The problem - Take every line from the data that has the word "JSON" in it.

Information -

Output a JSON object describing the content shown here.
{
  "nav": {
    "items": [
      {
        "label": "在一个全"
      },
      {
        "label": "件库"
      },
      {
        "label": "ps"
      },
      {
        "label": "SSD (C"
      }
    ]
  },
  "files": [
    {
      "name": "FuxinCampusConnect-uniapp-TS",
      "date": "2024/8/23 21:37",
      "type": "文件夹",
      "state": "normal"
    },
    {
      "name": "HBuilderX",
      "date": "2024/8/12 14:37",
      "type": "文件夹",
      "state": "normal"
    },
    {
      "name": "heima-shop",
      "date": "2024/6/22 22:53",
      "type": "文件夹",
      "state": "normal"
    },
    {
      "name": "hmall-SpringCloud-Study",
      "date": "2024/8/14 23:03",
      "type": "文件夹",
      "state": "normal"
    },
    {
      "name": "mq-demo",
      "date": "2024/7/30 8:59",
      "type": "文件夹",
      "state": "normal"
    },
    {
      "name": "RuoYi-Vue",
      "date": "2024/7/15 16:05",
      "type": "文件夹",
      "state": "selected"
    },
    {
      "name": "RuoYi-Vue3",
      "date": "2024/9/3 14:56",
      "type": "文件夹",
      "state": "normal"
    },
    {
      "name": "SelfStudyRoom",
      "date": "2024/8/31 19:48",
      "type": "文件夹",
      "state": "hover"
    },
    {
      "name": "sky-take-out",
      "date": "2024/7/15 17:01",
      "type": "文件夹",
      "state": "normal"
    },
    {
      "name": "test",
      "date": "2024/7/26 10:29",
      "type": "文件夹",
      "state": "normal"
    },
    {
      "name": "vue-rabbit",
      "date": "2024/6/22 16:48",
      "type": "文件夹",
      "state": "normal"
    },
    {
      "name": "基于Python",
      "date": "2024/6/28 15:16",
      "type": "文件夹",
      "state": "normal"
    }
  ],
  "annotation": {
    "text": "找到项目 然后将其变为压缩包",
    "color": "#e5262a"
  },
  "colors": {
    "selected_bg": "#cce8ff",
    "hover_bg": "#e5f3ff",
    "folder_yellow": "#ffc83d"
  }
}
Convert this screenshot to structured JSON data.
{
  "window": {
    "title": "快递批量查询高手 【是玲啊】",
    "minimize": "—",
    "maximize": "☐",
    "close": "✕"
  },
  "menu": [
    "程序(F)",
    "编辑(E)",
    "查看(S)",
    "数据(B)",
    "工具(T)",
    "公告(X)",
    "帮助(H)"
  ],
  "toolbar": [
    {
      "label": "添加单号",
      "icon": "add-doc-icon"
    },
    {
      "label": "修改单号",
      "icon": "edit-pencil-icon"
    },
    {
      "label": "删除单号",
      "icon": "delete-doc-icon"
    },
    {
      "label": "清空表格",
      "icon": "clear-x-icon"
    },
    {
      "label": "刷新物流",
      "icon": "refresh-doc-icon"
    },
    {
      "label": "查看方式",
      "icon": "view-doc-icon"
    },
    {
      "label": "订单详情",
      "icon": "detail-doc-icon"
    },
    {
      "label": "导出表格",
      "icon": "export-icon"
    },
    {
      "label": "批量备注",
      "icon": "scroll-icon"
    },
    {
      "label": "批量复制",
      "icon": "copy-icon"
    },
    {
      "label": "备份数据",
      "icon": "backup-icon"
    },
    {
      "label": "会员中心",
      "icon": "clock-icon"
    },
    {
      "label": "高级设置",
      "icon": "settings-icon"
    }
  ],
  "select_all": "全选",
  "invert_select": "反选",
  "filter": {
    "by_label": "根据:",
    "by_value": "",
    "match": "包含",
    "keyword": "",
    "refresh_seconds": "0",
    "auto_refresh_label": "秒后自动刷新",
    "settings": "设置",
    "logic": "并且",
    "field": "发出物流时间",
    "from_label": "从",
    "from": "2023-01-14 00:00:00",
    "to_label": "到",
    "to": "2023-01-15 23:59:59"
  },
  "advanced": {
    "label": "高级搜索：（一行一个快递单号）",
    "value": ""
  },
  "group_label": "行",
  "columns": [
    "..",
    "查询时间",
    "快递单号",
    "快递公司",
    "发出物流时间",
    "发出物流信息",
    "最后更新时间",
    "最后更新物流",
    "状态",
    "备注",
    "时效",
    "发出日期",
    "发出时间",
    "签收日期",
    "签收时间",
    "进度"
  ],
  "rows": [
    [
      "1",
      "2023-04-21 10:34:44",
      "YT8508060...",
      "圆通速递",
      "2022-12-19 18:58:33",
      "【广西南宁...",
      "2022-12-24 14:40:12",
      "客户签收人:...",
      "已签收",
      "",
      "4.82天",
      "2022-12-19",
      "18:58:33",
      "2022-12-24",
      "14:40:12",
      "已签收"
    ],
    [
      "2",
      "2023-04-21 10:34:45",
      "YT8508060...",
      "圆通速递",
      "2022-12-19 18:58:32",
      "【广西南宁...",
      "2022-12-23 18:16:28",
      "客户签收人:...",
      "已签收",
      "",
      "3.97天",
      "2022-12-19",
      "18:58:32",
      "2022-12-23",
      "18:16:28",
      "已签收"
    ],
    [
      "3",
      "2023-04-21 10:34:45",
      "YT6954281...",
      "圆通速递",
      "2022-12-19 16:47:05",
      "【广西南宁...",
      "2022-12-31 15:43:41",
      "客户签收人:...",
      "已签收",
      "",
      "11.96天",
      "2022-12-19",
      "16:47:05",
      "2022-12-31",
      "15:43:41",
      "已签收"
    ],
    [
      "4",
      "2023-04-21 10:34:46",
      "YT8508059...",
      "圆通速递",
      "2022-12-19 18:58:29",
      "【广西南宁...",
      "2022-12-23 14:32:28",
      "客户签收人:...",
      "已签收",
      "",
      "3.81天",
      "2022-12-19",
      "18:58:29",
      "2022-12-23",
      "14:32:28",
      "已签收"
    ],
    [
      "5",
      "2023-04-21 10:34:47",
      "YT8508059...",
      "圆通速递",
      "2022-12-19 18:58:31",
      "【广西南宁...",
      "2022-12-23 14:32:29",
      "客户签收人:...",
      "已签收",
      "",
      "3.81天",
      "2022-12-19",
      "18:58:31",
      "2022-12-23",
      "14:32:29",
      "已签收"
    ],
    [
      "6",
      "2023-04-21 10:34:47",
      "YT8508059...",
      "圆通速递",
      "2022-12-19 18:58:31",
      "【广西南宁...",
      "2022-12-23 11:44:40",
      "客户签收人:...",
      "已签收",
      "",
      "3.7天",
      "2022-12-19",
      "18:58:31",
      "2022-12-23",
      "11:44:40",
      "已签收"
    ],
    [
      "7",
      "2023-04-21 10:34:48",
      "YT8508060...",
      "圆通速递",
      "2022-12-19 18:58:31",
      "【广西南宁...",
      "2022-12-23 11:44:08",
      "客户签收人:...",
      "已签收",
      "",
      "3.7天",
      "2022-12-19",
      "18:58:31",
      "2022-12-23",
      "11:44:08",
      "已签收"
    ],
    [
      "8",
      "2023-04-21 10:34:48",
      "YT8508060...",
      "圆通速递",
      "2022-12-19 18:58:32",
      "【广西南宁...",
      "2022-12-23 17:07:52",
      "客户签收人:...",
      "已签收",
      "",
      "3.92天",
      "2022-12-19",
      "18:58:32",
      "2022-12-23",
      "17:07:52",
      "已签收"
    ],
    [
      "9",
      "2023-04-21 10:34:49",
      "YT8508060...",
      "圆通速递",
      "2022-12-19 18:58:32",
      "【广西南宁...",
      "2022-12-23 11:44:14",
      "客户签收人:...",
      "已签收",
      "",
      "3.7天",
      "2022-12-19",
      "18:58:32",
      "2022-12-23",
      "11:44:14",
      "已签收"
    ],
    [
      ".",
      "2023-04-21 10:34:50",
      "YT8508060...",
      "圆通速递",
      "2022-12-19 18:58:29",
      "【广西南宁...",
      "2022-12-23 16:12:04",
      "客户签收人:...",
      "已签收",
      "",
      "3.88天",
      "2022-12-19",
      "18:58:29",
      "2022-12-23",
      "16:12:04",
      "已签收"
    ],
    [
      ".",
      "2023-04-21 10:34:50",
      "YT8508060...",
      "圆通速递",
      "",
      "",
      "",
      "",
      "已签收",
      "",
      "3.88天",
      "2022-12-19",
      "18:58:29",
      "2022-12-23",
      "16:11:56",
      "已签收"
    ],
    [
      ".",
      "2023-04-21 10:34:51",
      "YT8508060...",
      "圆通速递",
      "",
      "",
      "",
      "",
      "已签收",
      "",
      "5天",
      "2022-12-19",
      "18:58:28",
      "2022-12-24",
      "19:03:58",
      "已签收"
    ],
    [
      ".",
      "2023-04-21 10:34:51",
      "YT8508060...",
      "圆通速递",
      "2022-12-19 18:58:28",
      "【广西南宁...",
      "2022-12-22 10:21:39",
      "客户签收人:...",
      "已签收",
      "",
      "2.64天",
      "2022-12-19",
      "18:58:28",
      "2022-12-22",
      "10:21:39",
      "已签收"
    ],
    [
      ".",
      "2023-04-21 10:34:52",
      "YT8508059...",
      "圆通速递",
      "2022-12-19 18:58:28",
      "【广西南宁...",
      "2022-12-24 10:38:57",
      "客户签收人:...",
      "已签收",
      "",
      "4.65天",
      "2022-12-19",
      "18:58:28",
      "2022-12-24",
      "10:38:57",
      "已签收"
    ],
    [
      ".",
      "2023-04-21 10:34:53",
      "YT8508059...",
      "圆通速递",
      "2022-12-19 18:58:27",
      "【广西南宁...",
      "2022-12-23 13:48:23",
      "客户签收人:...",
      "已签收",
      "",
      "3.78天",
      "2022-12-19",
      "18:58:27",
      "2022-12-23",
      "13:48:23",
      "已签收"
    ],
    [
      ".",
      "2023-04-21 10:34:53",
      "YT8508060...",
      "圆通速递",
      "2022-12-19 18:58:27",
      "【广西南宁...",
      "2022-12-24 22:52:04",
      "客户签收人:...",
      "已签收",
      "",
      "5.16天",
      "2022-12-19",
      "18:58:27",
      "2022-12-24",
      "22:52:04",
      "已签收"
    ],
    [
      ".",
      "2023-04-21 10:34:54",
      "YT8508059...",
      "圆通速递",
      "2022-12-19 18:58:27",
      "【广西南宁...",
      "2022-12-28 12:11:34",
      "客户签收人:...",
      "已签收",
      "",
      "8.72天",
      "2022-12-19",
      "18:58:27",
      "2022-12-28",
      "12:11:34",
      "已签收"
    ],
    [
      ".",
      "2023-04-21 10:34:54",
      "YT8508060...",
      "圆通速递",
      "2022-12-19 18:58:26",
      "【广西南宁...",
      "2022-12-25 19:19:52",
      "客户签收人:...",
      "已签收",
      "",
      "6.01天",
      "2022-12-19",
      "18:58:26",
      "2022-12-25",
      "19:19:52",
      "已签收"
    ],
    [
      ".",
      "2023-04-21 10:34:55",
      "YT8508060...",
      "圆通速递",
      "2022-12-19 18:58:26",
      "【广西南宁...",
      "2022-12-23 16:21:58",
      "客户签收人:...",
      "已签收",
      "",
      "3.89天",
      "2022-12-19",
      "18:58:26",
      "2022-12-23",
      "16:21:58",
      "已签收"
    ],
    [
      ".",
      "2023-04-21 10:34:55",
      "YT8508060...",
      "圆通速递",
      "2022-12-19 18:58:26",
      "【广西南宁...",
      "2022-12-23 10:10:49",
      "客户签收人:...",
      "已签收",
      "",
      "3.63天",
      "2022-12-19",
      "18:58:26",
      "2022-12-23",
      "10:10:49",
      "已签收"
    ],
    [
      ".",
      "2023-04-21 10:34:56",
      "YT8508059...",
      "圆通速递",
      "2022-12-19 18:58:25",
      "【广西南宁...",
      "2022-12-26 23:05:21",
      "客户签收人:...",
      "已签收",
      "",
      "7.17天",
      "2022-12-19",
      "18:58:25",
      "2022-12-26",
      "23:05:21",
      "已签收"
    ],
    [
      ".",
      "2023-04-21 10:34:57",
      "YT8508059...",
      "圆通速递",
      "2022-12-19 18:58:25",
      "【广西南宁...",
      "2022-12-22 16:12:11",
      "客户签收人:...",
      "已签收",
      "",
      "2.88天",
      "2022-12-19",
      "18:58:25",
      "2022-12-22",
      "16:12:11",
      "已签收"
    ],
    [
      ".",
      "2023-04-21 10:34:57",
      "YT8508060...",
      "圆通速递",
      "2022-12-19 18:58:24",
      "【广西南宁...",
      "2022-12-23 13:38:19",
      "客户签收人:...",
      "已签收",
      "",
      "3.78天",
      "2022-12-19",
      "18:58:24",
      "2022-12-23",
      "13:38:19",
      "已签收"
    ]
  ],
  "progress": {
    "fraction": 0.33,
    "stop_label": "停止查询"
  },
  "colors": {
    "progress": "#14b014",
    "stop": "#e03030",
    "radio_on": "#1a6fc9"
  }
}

Answer below -
Output a JSON object describing the content shown here.
Convert this screenshot to structured JSON data.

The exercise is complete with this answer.